Morality has to do with how we are with one another.  Morality is expressed in how we treat other people.  So when actions are coercive against another, that is considered to be immoral.  The laws that demean another being; whether female, or of another race, or ethnicity, or nationality are also considered to be immoral. Jim Crow laws of the 20th century while very legal were not moral because they went against the very fabric of all of our religions’ tenets that teach us to treat others as we ourselves would like to be treated.

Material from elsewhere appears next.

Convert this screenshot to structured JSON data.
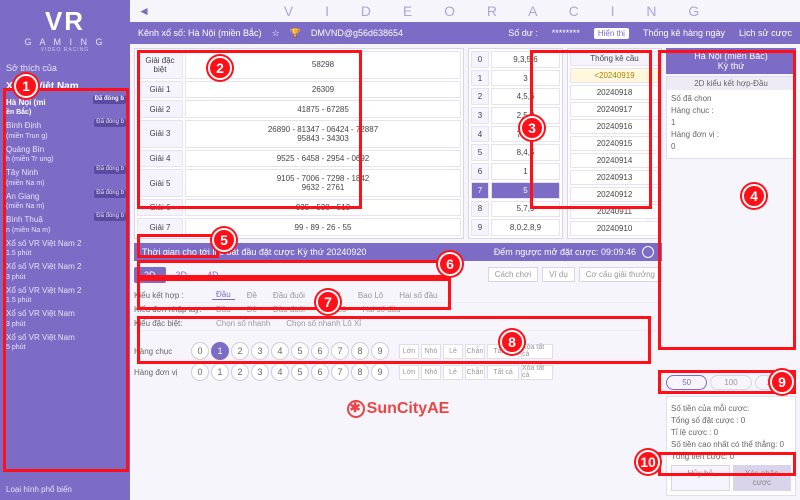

It is therefore deemed as immoral those actions that are done against another that are not of the person’s fault.  Therefore the laws that deport children who were brought here as young children is seen as immoral because to deport them means removing them from the only culture and, in some cases, the only language that they know. The laws targeting children by checking their citizenship status before attending school  and placing families at risk in defiance of Federal law of education regardless of status are immoral.  Deporting young people into Mexico who only speak English and know nothing of that country other than it is the country of their parents is immoral.  Actions that attack the family unit are seen as immoral.  When mothers and/or fathers are deported and children are made wards of the state, this as in immoral act against the family.

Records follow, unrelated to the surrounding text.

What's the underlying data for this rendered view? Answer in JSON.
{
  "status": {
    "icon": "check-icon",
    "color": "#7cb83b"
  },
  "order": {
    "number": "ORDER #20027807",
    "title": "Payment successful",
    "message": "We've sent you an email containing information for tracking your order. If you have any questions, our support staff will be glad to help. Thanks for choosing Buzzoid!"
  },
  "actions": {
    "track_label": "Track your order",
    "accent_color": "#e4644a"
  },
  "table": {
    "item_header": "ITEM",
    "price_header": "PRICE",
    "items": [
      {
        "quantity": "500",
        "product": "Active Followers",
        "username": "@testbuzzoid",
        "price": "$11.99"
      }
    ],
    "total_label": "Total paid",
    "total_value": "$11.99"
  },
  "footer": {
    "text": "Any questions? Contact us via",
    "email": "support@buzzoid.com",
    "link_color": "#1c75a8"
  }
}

The Federal law regarding immigration is an immoral  law. One such federal law, The Secure Communities Act that instead of targeting violent criminals who are here without documentation is targeting the undocumented that if they were able to enter the country legally would make the ideal citizen. But our federal process is racist, convoluted, arduous, decades long to complete, and outrageously expensive. The process itself is immoral and unjust.

The states passing their own versions of attrition through enforcement laws are also immoral laws.   Landlords become accomplices to ICE  by having to check residency papers before being able to rent to people of their choice.  States are targeting churches and domestic violence shelters who transport people to their services, which under these laws are being charged with felonies for human trafficking and harboring undocumented.  These laws are immoral because they limit civil and religious liberties.

Employers are being mandated to use E-Verify, an employment data base that only is able to screen 46% of the workplace with any sort of accuracy. This system does nothing to intercept those engaged in identity theft. Citizens are being told they are not legal in the US to work and are losing their employment. And while a first denial has a limited time window to check for errors, employers are simply denying employment rather than do the legwork to verify the information as correct.  Employees are not being told why they are being let go.  The process is seriously flawed and creates an unjust system that harms peoples ability to support themselves.

The federal and state laws addressing immigration have to be reformed.  There needs to be a humane process for acquiring citizenship in this country.  It can be done and it can be done in a manner that is morally and ethically sound.

Yes, it may be very legal to pass such laws.  But at some point, one has to make a decision as to which law one will obey.  The laws of the land or the laws of conscience that guide our behaviors in how we treat our human family.  I will obey the laws of conscience.  My faith demands that of me.  What does your faith demand of you?